(Records supplied begins)
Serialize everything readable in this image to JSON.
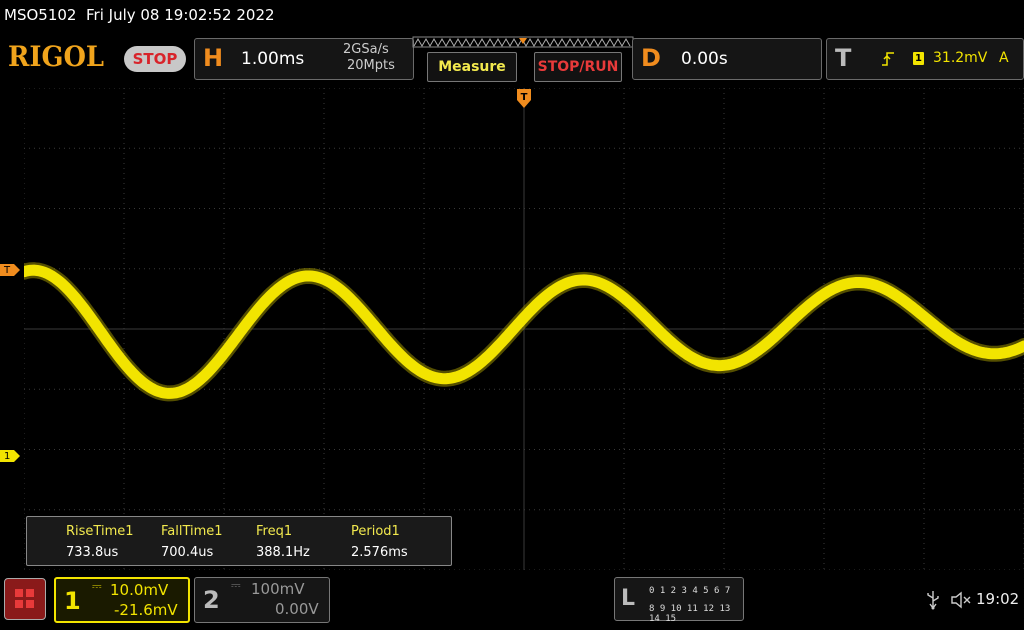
{
  "header": {
    "model": "MSO5102",
    "datetime": "Fri July 08 19:02:52 2022",
    "brand": "RIGOL",
    "status": "STOP"
  },
  "horizontal": {
    "letter": "H",
    "timebase": "1.00ms",
    "sample_rate": "2GSa/s",
    "memory_depth": "20Mpts"
  },
  "buttons": {
    "measure": "Measure",
    "stop_run": "STOP/RUN"
  },
  "delay": {
    "letter": "D",
    "value": "0.00s"
  },
  "trigger": {
    "letter": "T",
    "channel": "1",
    "level": "31.2mV",
    "mode": "A",
    "marker": "T"
  },
  "channel_marker": "1",
  "measurements": [
    {
      "label": "RiseTime1",
      "value": "733.8us"
    },
    {
      "label": "FallTime1",
      "value": "700.4us"
    },
    {
      "label": "Freq1",
      "value": "388.1Hz"
    },
    {
      "label": "Period1",
      "value": "2.576ms"
    }
  ],
  "channels": {
    "ch1": {
      "number": "1",
      "scale": "10.0mV",
      "offset": "-21.6mV"
    },
    "ch2": {
      "number": "2",
      "scale": "100mV",
      "offset": "0.00V"
    }
  },
  "logic": {
    "letter": "L",
    "row1": "0 1 2 3  4 5 6 7",
    "row2": "8 9 10 11 12 13 14 15"
  },
  "system": {
    "clock": "19:02"
  },
  "colors": {
    "ch1": "#f2e400",
    "accent": "#f08c1e",
    "stop": "#d8232a",
    "grid": "#3a3a3a"
  }
}
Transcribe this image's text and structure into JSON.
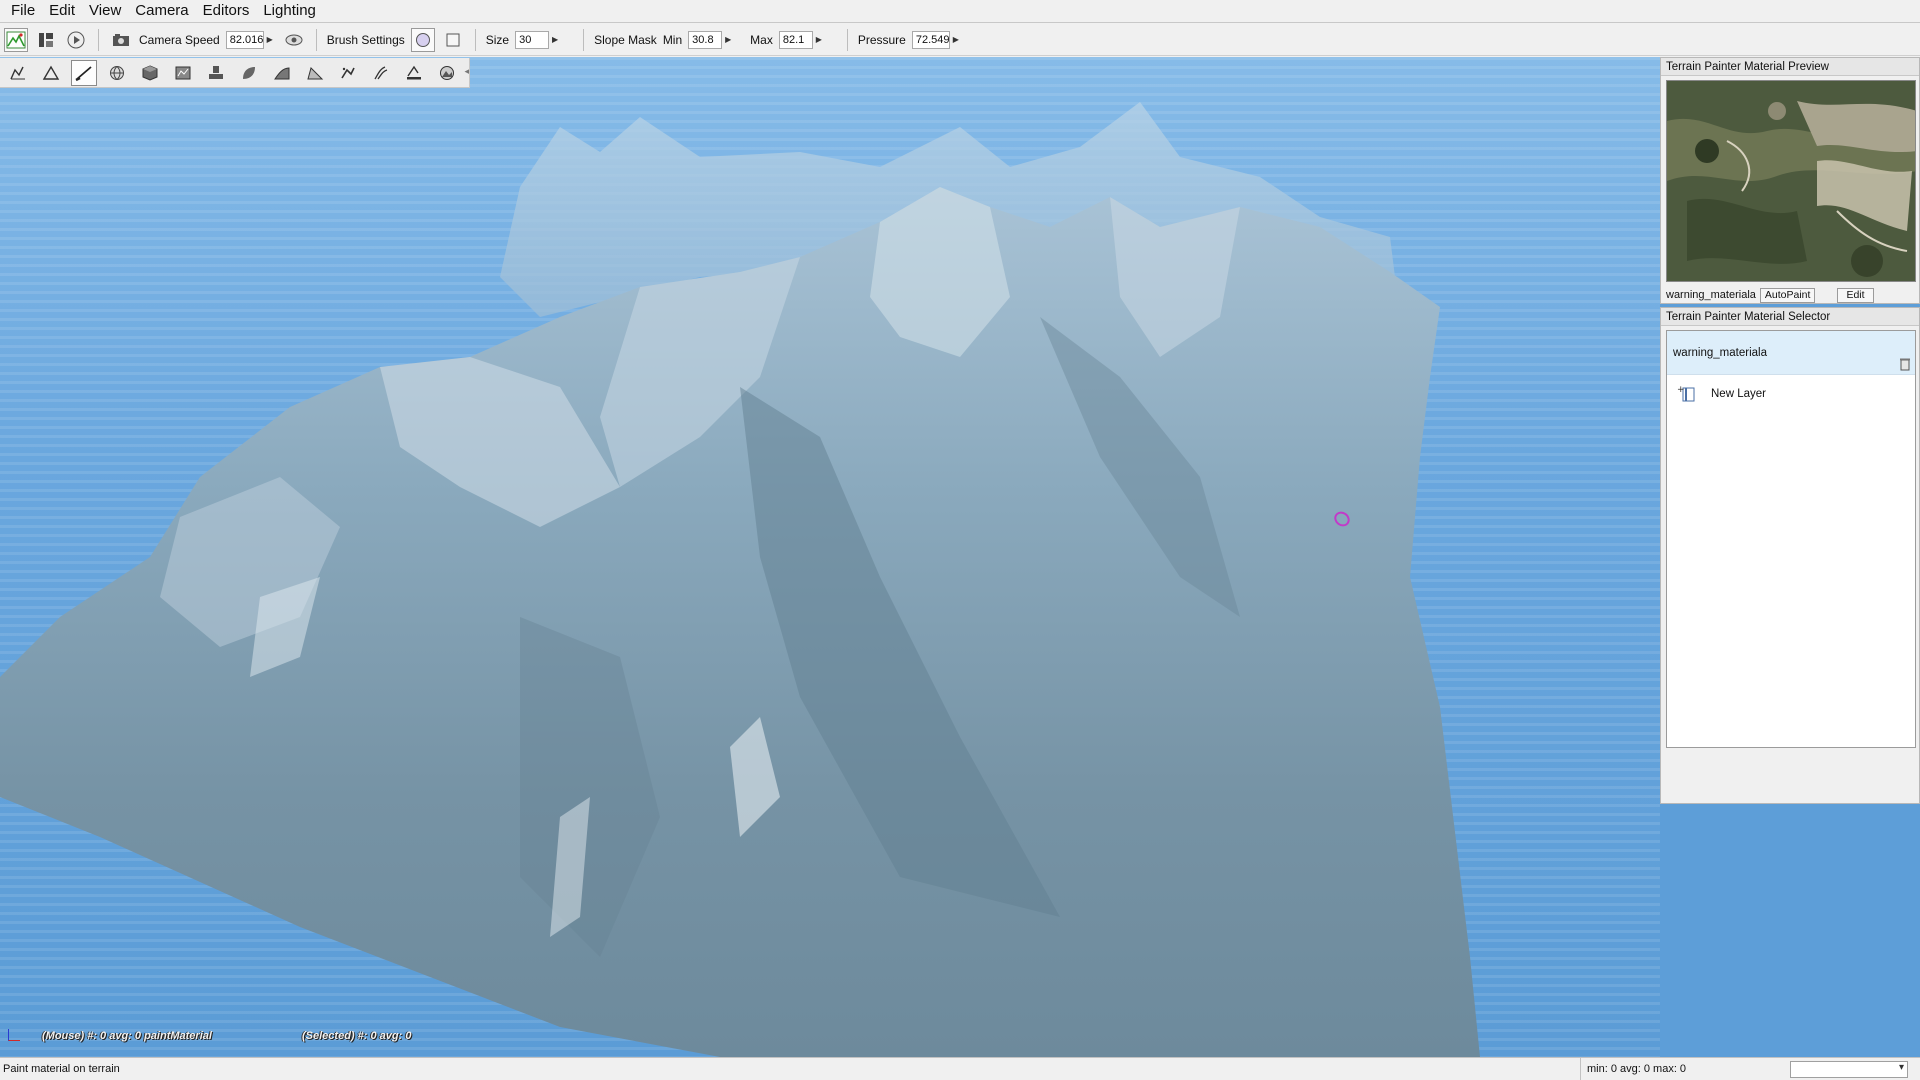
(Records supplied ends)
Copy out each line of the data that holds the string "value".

Finished task
    "value": "0.00s"
      "value": "733.8us"
      "value": "700.4us"
      "value": "388.1Hz"
      "value": "2.576ms"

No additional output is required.